ke = IO.popen(“cat”,“r+”)
loginCall = “blablabla\n” # cat needs \n at the end before it echoes back the line
sysInfoCall = “fofofofo\n”

if (ke != nil)
ke.syswrite(loginCall)

#flush() is not needed if you use syswrite, as #flush only flushes

ruby’s internal buffering and ruby does not perform any buffering

with syswrite and sysread

#ke.flush()

#each("\n") blocks until it finds \n or EOF.

#ke.each("\n") { |line| puts(line) }

if you don’t know the number of lines to be read, then you have to use

IO#select so your program does not block unnecessarily.

alternatively if you now the number of lines to be read, just invoke

#readline that many times.

puts ke.readline

ke.syswrite(sysInfoCall)
#ke.flush() # ditto, syswrite does not require flush

ke.close_write

the #each here works because the condition \n or EOF is true.

ke.each("\n") { |line| puts(line) }

ke.close
end


(Dossy) #3

Thanks, but flushing won’ t help.
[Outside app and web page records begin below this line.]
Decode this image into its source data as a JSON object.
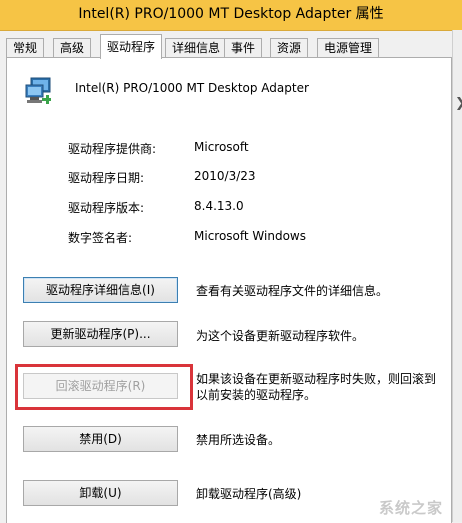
{
  "window": {
    "title": "Intel(R) PRO/1000 MT Desktop Adapter 属性"
  },
  "tabs": [
    {
      "label": "常规"
    },
    {
      "label": "高级"
    },
    {
      "label": "驱动程序"
    },
    {
      "label": "详细信息"
    },
    {
      "label": "事件"
    },
    {
      "label": "资源"
    },
    {
      "label": "电源管理"
    }
  ],
  "device": {
    "name": "Intel(R) PRO/1000 MT Desktop Adapter",
    "icon": "network-adapter-icon"
  },
  "driver_info": [
    {
      "label": "驱动程序提供商:",
      "value": "Microsoft"
    },
    {
      "label": "驱动程序日期:",
      "value": "2010/3/23"
    },
    {
      "label": "驱动程序版本:",
      "value": "8.4.13.0"
    },
    {
      "label": "数字签名者:",
      "value": "Microsoft Windows"
    }
  ],
  "actions": [
    {
      "button": "驱动程序详细信息(I)",
      "description": "查看有关驱动程序文件的详细信息。"
    },
    {
      "button": "更新驱动程序(P)...",
      "description": "为这个设备更新驱动程序软件。"
    },
    {
      "button": "回滚驱动程序(R)",
      "description_line1": "如果该设备在更新驱动程序时失败，则回滚到",
      "description_line2": "以前安装的驱动程序。"
    },
    {
      "button": "禁用(D)",
      "description": "禁用所选设备。"
    },
    {
      "button": "卸载(U)",
      "description": "卸载驱动程序(高级)"
    }
  ],
  "colors": {
    "titlebar": "#f6c445",
    "highlight": "#d9343a"
  },
  "watermark": "系统之家"
}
Something like this does not work.
the program hangs, when trying the second write.

if (ke != nil)
ke.syswrite(loginCall)
ke.flush()
ke.each("\n") { |line| puts(line) }
# we get until here
# this does not get through

Right, because the #each will iterate until the remote side closes
their end. What you need to do is read only as many lines as you
need or expect or read until a certain string is received, or
what have you.

If you’re going to use EOF to signal “end of transmission” then
that’s what you’ll have to use, but then you can’t continue to
send and receive like you want. You need to designate some kind
of EOT (end of transmission) sequence so you can keep the connection
open.

ke.syswrite(sysInfoCall)
ke.flush()
# we never get here -- program hangs !!
ke.close_write
ke.each("\n") { |line| puts(line) }
ke.close

end

– Dossy

···

On 2002.06.16, Carsten Gronski cgronski@web.de wrote:


Dossy Shiobara mail: dossy@panoptic.com
Panoptic Computer Network web: http://www.panoptic.com/
“He realized the fastest way to change is to laugh at your own
folly – then you can let go and quickly move on.” (p. 70)